ST. PETERSBURG — Give the people what they want. Unless research suggests you shouldn't.
Pinellas superintendent Julie Janssen hit those themes Thursday in addressing two vastly different topics — the expansion of fundamental schools and the high cost of the 2002 class-size amendment.
On the former, Janssen said the district should continue to add seats in fundamental schools — back-to-basics schools that put emphasis on parental involvement — as long as parents keep lining up to get into them.
"I really believe we need to give our families what they're asking for," she said.
But on the class-size amendment — which Florida voters approved by overwhelming margins — Janssen said the research doesn't justify the expense.
"I'm not sure there are any statistics out there that says 25 students in the class yields much higher student success than 30 students in the class," she said. "And because we're going to classroom by classroom (caps) next year, it's devastating."
Janssen, heading into her second year as superintendent, made both remarks while addressing a wide range of subjects during her first appearance at the Suncoast Tiger Bay Club.
Pinellas expanded the number of fundamental seats from 5,696 last fall to 7,176 this fall — the biggest one-year jump in the program's 33-year history. Besides easing growing parental demand, the increase will save the district money because most fundamental parents must provide their kids' transportation.
But some school board members quietly worry about potential tradeoffs.

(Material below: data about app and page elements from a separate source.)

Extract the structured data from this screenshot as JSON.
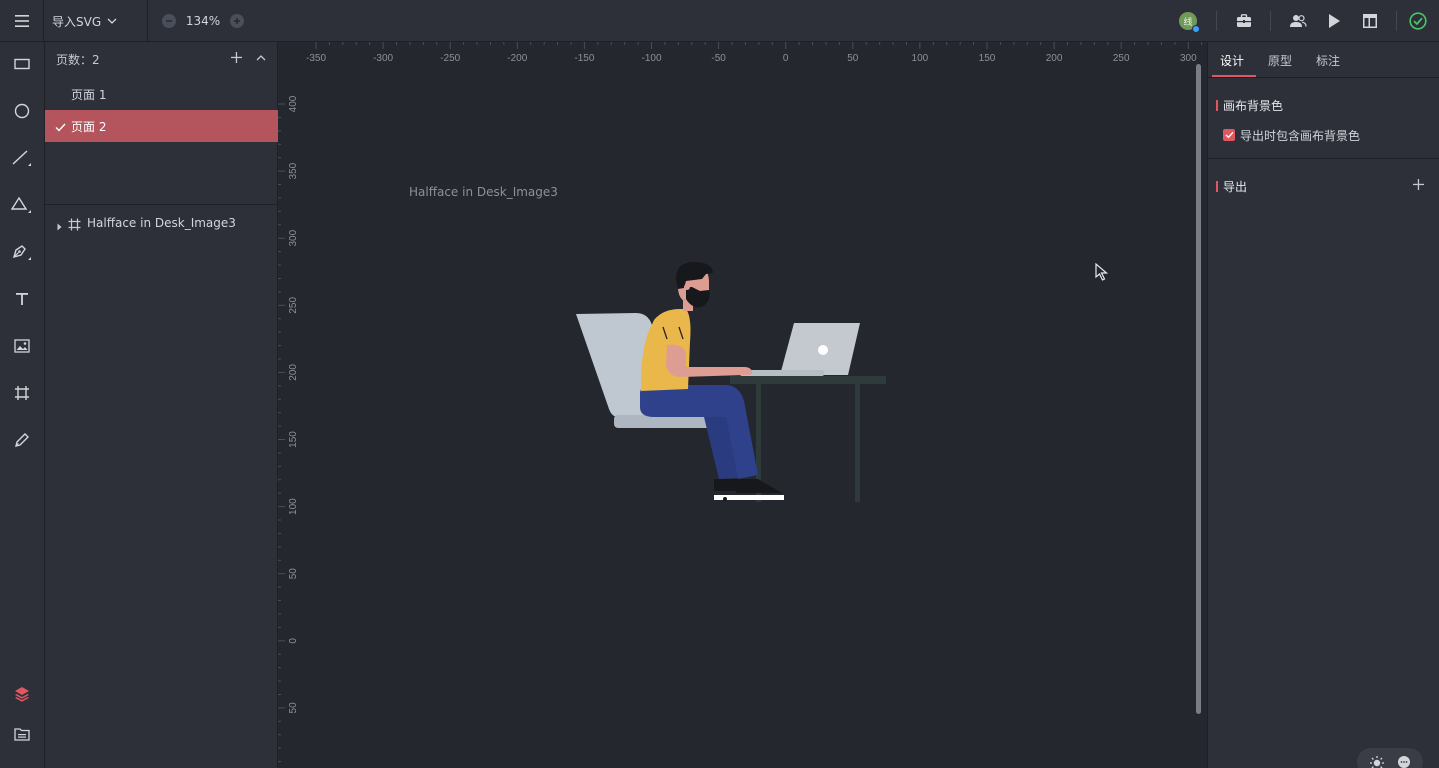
{
  "toolbar": {
    "import_label": "导入SVG",
    "zoom_value": "134%",
    "avatar_text": "线"
  },
  "pages": {
    "count_label": "页数：2",
    "items": [
      {
        "label": "页面 1",
        "active": false
      },
      {
        "label": "页面 2",
        "active": true
      }
    ]
  },
  "layers": {
    "items": [
      {
        "label": "Halfface in Desk_Image3"
      }
    ]
  },
  "canvas": {
    "frame_label": "Halfface in Desk_Image3",
    "h_ruler_ticks": [
      "-350",
      "-300",
      "-250",
      "-200",
      "-150",
      "-100",
      "-50",
      "0",
      "50",
      "100",
      "150",
      "200",
      "250",
      "300"
    ],
    "v_ruler_ticks": [
      "400",
      "350",
      "300",
      "250",
      "200",
      "150",
      "100",
      "50",
      "0",
      "50"
    ]
  },
  "right_panel": {
    "tabs": [
      "设计",
      "原型",
      "标注"
    ],
    "active_tab": 0,
    "canvas_bg_title": "画布背景色",
    "include_bg_label": "导出时包含画布背景色",
    "include_bg_checked": true,
    "export_title": "导出"
  },
  "colors": {
    "accent": "#e0575f",
    "active_page_bg": "#b4545c",
    "status_ok": "#4cc46a"
  },
  "icons": [
    "menu-icon",
    "chevron-down-icon",
    "zoom-out-icon",
    "zoom-in-icon",
    "briefcase-icon",
    "users-icon",
    "play-icon",
    "layout-icon",
    "check-circle-icon",
    "rectangle-icon",
    "ellipse-icon",
    "line-icon",
    "triangle-icon",
    "pen-icon",
    "text-icon",
    "image-icon",
    "artboard-icon",
    "pencil-icon",
    "layers-icon",
    "assets-icon",
    "plus-icon",
    "chevron-up-icon",
    "check-icon",
    "caret-right-icon",
    "frame-icon",
    "cursor-icon",
    "sun-icon",
    "chat-icon"
  ]
}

It's not clear how withdrawing thousands of involved parents and high-performing students will affect teachers and students in nonfundamental schools.
Janssen said the district is moving from "a scarcity model to a supply-and-demand model" and must offer more fundamental seats to counter competition from charter schools and private-school vouchers. More specifically, she said another fundamental high school may be needed to complement the lone program at Osceola High.
This year, more than 950 families applied for 450 ninth-grade slots at Osceola, up from 425 when it started four years ago, said Dan Evans, the assistant principal who oversees the fundamental program there.
"Next year we're going to have more than 1,000 applicants … and we'll have a lot of people who are disappointed," he said.
On class size, Pinellas will spend $113 million next year alone to pay for the additional teachers needed to meet the amendment's requirements. For perspective, the district cut $38.7 million out of next year's budget and is relying on a proposed increase in the property tax rate to keep from cutting more.
The amendment requires that by the start of the 2010 school year, core classes not exceed 18 students in prekindergarten through third grades, 22 in grades 4-8 and 25 in high school. Until now, districts were in compliance if they met those limits on a schoolwide average. But next year, they must meet them classroom by classroom.
Janssen said in an interview after her appearance that she supports past legislative proposals, expected to come up again next year, that would ask voters to replace the classroom caps with a schoolwide average.
"That's a help," she said. "I'd prefer they put something on the ballot that is anything but classroom by classroom."
Ron Matus can be reached at firstname.lastname@example.org or (727) 893-8873.